§ **WORK TASK**: Line count for "left": tally the lines of the records below that contain it, and give only that number.

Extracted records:
▼

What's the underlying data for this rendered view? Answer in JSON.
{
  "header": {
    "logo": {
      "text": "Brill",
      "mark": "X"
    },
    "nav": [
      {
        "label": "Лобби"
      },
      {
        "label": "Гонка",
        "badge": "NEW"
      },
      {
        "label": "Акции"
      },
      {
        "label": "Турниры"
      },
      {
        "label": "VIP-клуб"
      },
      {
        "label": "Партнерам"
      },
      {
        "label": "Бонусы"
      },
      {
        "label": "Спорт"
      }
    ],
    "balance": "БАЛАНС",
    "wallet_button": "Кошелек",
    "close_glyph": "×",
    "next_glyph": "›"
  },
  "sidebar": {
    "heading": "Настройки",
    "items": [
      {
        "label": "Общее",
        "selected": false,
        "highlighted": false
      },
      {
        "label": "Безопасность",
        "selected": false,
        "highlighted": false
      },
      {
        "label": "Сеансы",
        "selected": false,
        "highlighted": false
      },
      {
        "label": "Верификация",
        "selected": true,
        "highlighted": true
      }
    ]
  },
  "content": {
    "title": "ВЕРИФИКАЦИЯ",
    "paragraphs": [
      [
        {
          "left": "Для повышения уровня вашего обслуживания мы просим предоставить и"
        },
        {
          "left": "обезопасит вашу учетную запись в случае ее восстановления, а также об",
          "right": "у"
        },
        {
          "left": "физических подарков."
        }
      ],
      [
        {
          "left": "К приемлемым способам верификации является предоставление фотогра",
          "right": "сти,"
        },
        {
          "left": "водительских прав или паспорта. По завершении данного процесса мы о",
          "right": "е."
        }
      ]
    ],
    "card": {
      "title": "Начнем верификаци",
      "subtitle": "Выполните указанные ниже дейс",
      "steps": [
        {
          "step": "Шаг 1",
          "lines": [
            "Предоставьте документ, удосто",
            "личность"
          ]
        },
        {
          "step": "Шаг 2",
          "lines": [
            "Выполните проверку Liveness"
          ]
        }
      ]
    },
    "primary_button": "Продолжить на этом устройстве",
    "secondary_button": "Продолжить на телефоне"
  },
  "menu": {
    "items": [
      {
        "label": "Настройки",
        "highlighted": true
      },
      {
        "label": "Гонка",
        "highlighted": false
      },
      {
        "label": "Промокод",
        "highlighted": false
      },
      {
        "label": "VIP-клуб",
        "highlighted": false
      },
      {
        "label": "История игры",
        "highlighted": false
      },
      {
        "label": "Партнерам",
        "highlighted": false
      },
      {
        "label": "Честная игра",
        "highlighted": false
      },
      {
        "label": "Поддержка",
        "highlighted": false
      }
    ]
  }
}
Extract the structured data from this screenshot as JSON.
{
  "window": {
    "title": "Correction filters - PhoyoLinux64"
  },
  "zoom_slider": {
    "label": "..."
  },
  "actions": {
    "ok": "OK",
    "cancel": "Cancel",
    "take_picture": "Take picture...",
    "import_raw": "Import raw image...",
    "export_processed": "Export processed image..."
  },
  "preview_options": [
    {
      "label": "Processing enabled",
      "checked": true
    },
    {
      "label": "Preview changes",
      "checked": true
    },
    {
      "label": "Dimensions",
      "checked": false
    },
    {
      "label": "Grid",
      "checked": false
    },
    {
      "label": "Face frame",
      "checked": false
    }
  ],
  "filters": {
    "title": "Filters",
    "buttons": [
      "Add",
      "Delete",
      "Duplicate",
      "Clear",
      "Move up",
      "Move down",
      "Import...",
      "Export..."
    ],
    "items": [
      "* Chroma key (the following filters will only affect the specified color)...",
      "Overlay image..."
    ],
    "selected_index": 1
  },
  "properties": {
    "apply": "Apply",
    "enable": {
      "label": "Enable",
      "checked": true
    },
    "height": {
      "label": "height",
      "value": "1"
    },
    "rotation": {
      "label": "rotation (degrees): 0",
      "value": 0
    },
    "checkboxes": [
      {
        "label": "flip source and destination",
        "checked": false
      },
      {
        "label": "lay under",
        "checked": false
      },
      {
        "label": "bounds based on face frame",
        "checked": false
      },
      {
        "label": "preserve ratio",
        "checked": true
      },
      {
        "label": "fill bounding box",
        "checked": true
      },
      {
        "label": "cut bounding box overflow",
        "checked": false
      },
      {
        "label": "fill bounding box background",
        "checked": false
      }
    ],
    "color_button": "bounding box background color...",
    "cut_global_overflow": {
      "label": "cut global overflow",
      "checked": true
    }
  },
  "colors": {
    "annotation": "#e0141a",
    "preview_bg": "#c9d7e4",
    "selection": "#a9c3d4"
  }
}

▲

§ **COMPLETED TASK**: 5